At one level, the YS family has been facing the combined attack of the TDP and the BJP for being “Christian Reddys”. Conspiracy theories abound on money coming from outside, “state-sponsored conversion” to Christianity, and the appointment of Y.V. Subbareddy as chairman of the Tirumala Tirupathi Devasthanams had its own ripple effect. On the other hand, the Narreddys, being US citizens, neatly side-step that problem. 

By now it is clear that the picture is not quite how the CBI and the ‘Final Report’ claims. The places where the CBI looks for family rivalry and thwarted ambition as a motive for murder do not seem to hold up. On the other hand, there are other scenarios of schisms in the family that may need to be explored, not to mention the fact that the entire family angle could be a diversion because the CBI has not explored the possibility of outside involvement at all. 

The CBI’s entire case is built on the testimony of two men – former driver Dastagiri, who was an accused before he turned approver, and alleged watchman Ranganna. But are they telling the truth? 

This will be explored in Part II.

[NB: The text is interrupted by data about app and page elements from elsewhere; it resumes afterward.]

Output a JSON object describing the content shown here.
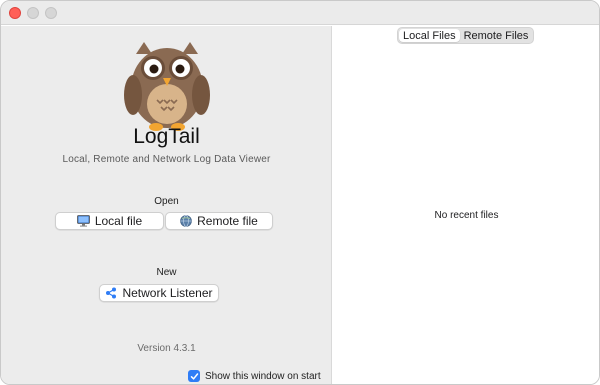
{
  "app": {
    "title": "LogTail",
    "subtitle": "Local, Remote and Network Log Data Viewer",
    "version": "Version 4.3.1"
  },
  "open_section": {
    "label": "Open",
    "local_file_label": "Local file",
    "remote_file_label": "Remote file"
  },
  "new_section": {
    "label": "New",
    "network_listener_label": "Network Listener"
  },
  "startup": {
    "show_window_label": "Show this window on start",
    "checked": true
  },
  "tabs": [
    {
      "label": "Local Files",
      "active": true
    },
    {
      "label": "Remote Files",
      "active": false
    }
  ],
  "recent": {
    "empty_text": "No recent files"
  },
  "icons": {
    "owl": "owl-logo",
    "local": "computer-icon",
    "remote": "globe-icon",
    "network": "share-icon",
    "check": "checkmark-icon"
  },
  "colors": {
    "accent": "#2f7df6",
    "close": "#ff5f57",
    "panel": "#ececec"
  }
}
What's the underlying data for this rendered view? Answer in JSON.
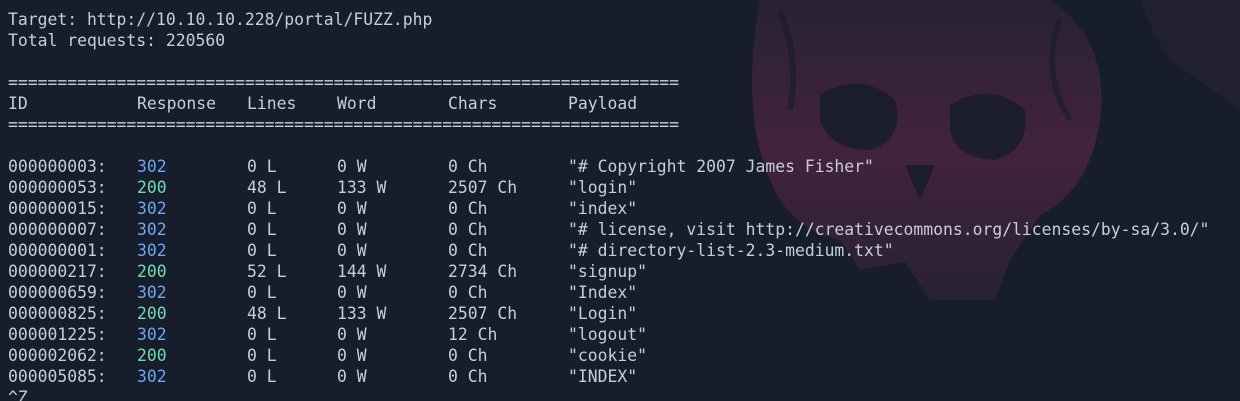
{
  "header": {
    "target": "Target: http://10.10.10.228/portal/FUZZ.php",
    "total": "Total requests: 220560"
  },
  "separator": "====================================================================",
  "columns": {
    "id": "ID",
    "response": "Response",
    "lines": "Lines",
    "word": "Word",
    "chars": "Chars",
    "payload": "Payload"
  },
  "rows": [
    {
      "id": "000000003:",
      "response": "302",
      "lines": "0 L",
      "word": "0 W",
      "chars": "0 Ch",
      "payload": "\"# Copyright 2007 James Fisher\""
    },
    {
      "id": "000000053:",
      "response": "200",
      "lines": "48 L",
      "word": "133 W",
      "chars": "2507 Ch",
      "payload": "\"login\""
    },
    {
      "id": "000000015:",
      "response": "302",
      "lines": "0 L",
      "word": "0 W",
      "chars": "0 Ch",
      "payload": "\"index\""
    },
    {
      "id": "000000007:",
      "response": "302",
      "lines": "0 L",
      "word": "0 W",
      "chars": "0 Ch",
      "payload": "\"# license, visit http://creativecommons.org/licenses/by-sa/3.0/\""
    },
    {
      "id": "000000001:",
      "response": "302",
      "lines": "0 L",
      "word": "0 W",
      "chars": "0 Ch",
      "payload": "\"# directory-list-2.3-medium.txt\""
    },
    {
      "id": "000000217:",
      "response": "200",
      "lines": "52 L",
      "word": "144 W",
      "chars": "2734 Ch",
      "payload": "\"signup\""
    },
    {
      "id": "000000659:",
      "response": "302",
      "lines": "0 L",
      "word": "0 W",
      "chars": "0 Ch",
      "payload": "\"Index\""
    },
    {
      "id": "000000825:",
      "response": "200",
      "lines": "48 L",
      "word": "133 W",
      "chars": "2507 Ch",
      "payload": "\"Login\""
    },
    {
      "id": "000001225:",
      "response": "302",
      "lines": "0 L",
      "word": "0 W",
      "chars": "12 Ch",
      "payload": "\"logout\""
    },
    {
      "id": "000002062:",
      "response": "200",
      "lines": "0 L",
      "word": "0 W",
      "chars": "0 Ch",
      "payload": "\"cookie\""
    },
    {
      "id": "000005085:",
      "response": "302",
      "lines": "0 L",
      "word": "0 W",
      "chars": "0 Ch",
      "payload": "\"INDEX\""
    }
  ],
  "prompt": "^Z",
  "colors": {
    "background": "#181d2b",
    "text": "#c9cdd6",
    "code_302": "#6aa8f0",
    "code_200": "#6fdcb2",
    "wallpaper_accent": "#4a2440"
  }
}
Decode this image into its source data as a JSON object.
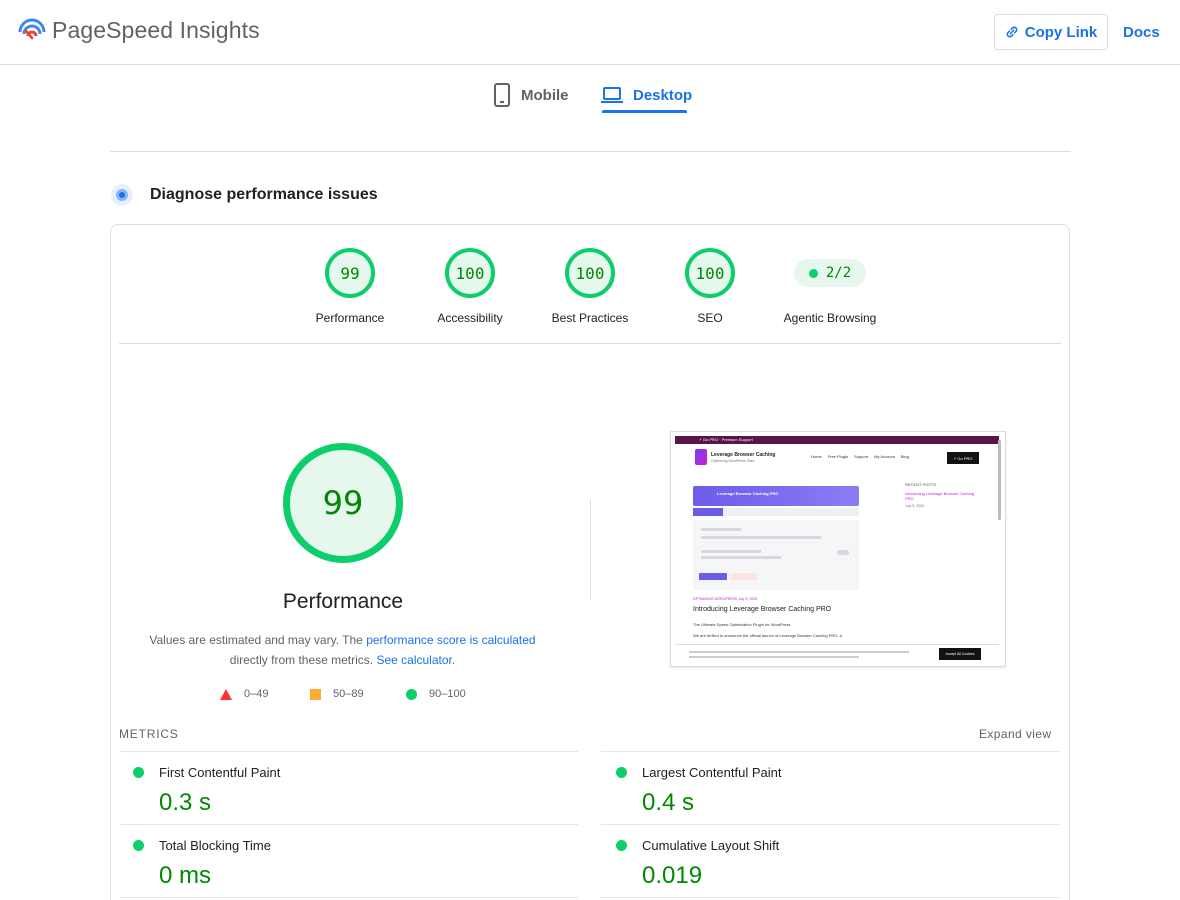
{
  "header": {
    "app_title": "PageSpeed Insights",
    "copy_link_label": "Copy Link",
    "docs_label": "Docs"
  },
  "tabs": [
    {
      "label": "Mobile",
      "icon": "phone-icon",
      "active": false
    },
    {
      "label": "Desktop",
      "icon": "laptop-icon",
      "active": true
    }
  ],
  "section": {
    "title": "Diagnose performance issues",
    "icon": "lighthouse-icon"
  },
  "categories": [
    {
      "label": "Performance",
      "score": "99"
    },
    {
      "label": "Accessibility",
      "score": "100"
    },
    {
      "label": "Best Practices",
      "score": "100"
    },
    {
      "label": "SEO",
      "score": "100"
    },
    {
      "label": "Agentic Browsing",
      "score": "2/2"
    }
  ],
  "performance": {
    "score": "99",
    "label": "Performance",
    "note_prefix": "Values are estimated and may vary. The",
    "note_link1": "performance score is calculated",
    "note_middle": "directly from these metrics.",
    "note_link2": "See calculator",
    "note_suffix": "."
  },
  "legend": [
    {
      "range": "0–49",
      "shape": "triangle",
      "color": "#ff3333"
    },
    {
      "range": "50–89",
      "shape": "square",
      "color": "#ffaa33"
    },
    {
      "range": "90–100",
      "shape": "circle",
      "color": "#0cce6b"
    }
  ],
  "screenshot": {
    "topbar_text": "⚡ Go PRO  ·  Premium Support",
    "site_title": "Leverage Browser Caching",
    "site_subtitle": "Optimizing WordPress Sites",
    "nav_links": [
      "Home",
      "Free Plugin",
      "Support",
      "My Account",
      "Blog"
    ],
    "go_pro_label": "⚡ Go PRO",
    "hero_title": "Leverage Browser Caching PRO",
    "category": "OPTIMIZING WORDPRESS     July 5, 2026",
    "post_title": "Introducing Leverage Browser Caching PRO",
    "post_subtitle": "The Ultimate Speed Optimization Plugin for WordPress",
    "post_text": "We are thrilled to announce the official launch of Leverage Browser Caching PRO, a",
    "recent_posts_label": "RECENT POSTS",
    "recent_post_link": "Introducing Leverage Browser Caching PRO",
    "recent_post_date": "July 5, 2026",
    "accept_label": "Accept All Cookies"
  },
  "metrics": {
    "section_label": "METRICS",
    "expand_label": "Expand view",
    "items": [
      {
        "name": "First Contentful Paint",
        "value": "0.3 s"
      },
      {
        "name": "Largest Contentful Paint",
        "value": "0.4 s"
      },
      {
        "name": "Total Blocking Time",
        "value": "0 ms"
      },
      {
        "name": "Cumulative Layout Shift",
        "value": "0.019"
      }
    ]
  },
  "colors": {
    "accent": "#1a73e8",
    "pass": "#0cce6b",
    "pass_text": "#008800",
    "pass_bg": "#e6f8ee"
  }
}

Sarita Rani reports on the intersection of crime, politics, and law and has been a reporter for 20 years.